Facebook Starts 2017 With 65 Million Local Business Pages

Most of those Facebook Pages are free, as only 4 million of those businesses are actively advertising on the social network.

Facebook’s Q4 2016 was even more successful than analysts’ consensus, as mobile advertising propelled revenue rose 53 percent during the last three months of the year to $8.6 billion.

Meanwhile, mobile ad revenue reached $7.2 billion, up 61 percent year-over-year, representing 84 percent of total ad revenue. (Read more in the earnings release and the analyst call transcript.)

Facebook’s Q4 story highlights a number of opportunities and challenges for local businesses. While Facebook has been carefully cultivating local businesses for the last three years, SMBs still feel uncertain about making the move from earned media to paid media across the social network.

Facebook told investors that there are now 65 million local businesses using its free Pages product to connect with customers — but a mere 4 million are actively paying advertisers on Facebook and its messaging products. Roughly 5 million are using its free Instagram Business profiles, with approximately 500,000 regularly using the image sharing app’s ad offerings.

To COO Sheryl Sandberg, those numbers suggest potential.

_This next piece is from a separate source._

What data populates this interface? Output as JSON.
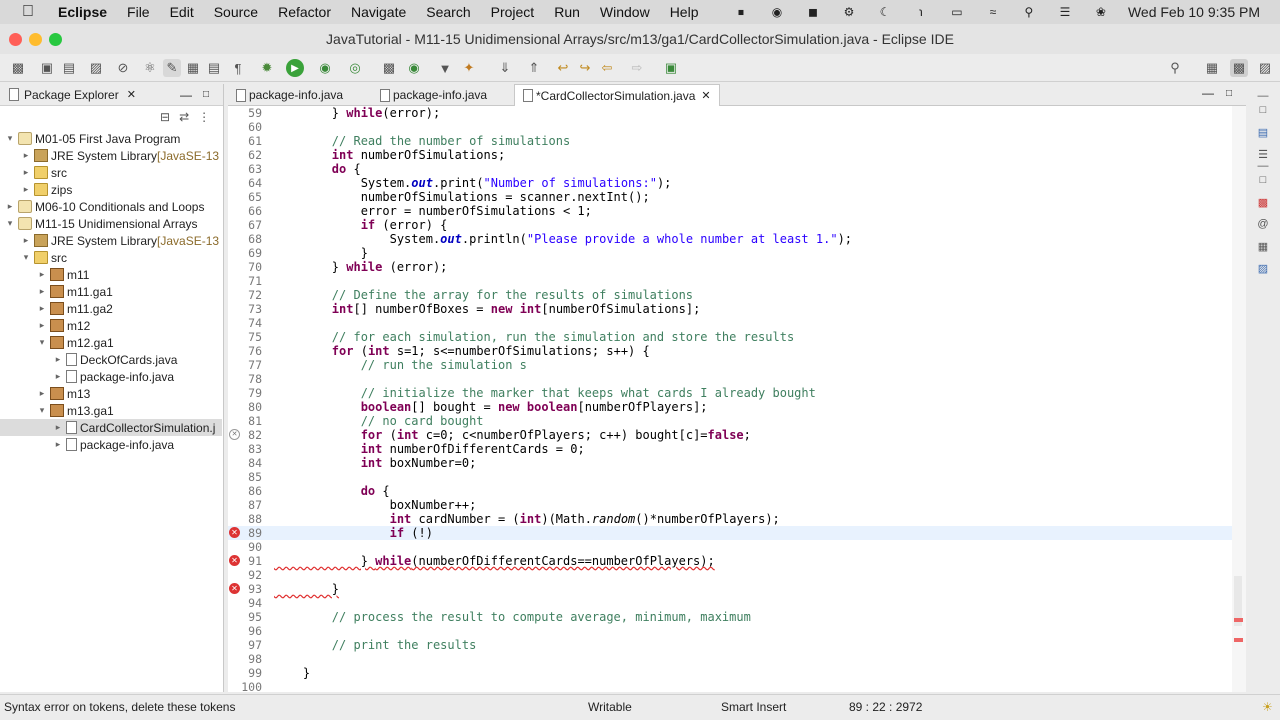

“Our revenue base is becoming more diverse. In Q4, our top 100 advertisers represented less than a quarter of our ad revenue, which is a decline from Q4 last year,” Sandberg said.  “We continue to focus on our three priorities: capitalizing on the shift to mobile, growing the number of marketers using our ad products, and making our ads more relevant and effective.

“Our goal is to drive value for our clients,” Sandberg continued. “As we grow the diversity of businesses on our platform, we’ve invested in building ad products that meet a broad set of objectives, from building brands to moving products off shelves online and in-stores.”

Facebook’s Game Plan

Despite Facebook’s considerable strength in continuing to drive new users — it now has 1.32 billion daily active users — and higher engagement, this year contains several problems the company has begun to take more seriously. Aside from being embroiled in polarized battles over “fake news” and the unease advertisers tend to have about being in the middle bitter partisan battles (as opposed to selfies and cute animal photos).

To ensure its value to advertisers and users, Sandberg and CEO Mark Zuckerberg spoke about Facebook’s continued emphasis on video and on building out services on its Messenger and WhatsApp platforms. As Zuckerberg noted, WhatsApp reached 1.2 billion monthly actives and more than 50 billion messages are sent through WhatsApp on a daily basis.

In addition, the expanded rollout of Dynamic Ads across Facebook, Instagram, and the Audience Network, are being tailored for verticals like travel and retail is also designed to add to the “diversity” of its advertisers.

Secondly, attribution is an area Facebook is also been building on for the past year. Sandberg promised to expand those efforts throughout 2017 as well.

“We know that measurement is important to building advertiser trust,” Sandberg said. “Last year, we discovered several metrics issues. And while no billable metrics were affected, we took action to fix the errors and reviewed all of our metrics. We also expanded our partnerships with third parties, given the important role they play in verification. We’re going to continue to invest in measurement, including third-party partnerships, in the upcoming year.”

Dynamic Ads for travel enable businesses to show ads based on dates and destinations people are interested in, while Dynamic Ads for retail show people the products available at nearby locations in real-time.

Last month, Facebook introduced Dynamic Ads for “broad audiences” to help businesses reach new customers based on their interests on Facebook and online/offline behavior.

Zuckerberg also took time to discuss how Facebook can parlay the growing interest in artificial intelligence, augmented reality, and virtual reality.

“On artificial intelligence, we developed a new technique called style transfer that uses AI to study a painting and then can take your photos and videos and draw them in that style in real time on your phone,” Zuckerberg said at the start of the analyst call. “And if you post on Facebook looking for a place to eat or suggestions for where to go, we can now use AI to understand the text of your post and understand what you’re asking and surface recommendations from the comments.”

These are still the “early days” in Facebook’s 10-year plan for virtual reality, Zuckerberg hastened to add.

But he did hope to point to signs of progress there.

In December, Facebook began shipping its VR Touch controllers. Samsung announced that it’s now shipped more than 5 million Gear VRs.

“We’re bringing more social experiences to VR with apps like Oculus Rooms for Gear VR,” Zuckerberg said. “We’re going to keep making big investments in VR content, and I’m excited about what’s coming in 2017, from new games to more immersive educational experiences.”

About The Author
David Kaplan David Kaplan @davidakaplan

A New York City-based journalist for over 20 years, David Kaplan is managing editor of A former editor and reporter at AdExchanger, paidContent, Adweek and MediaPost.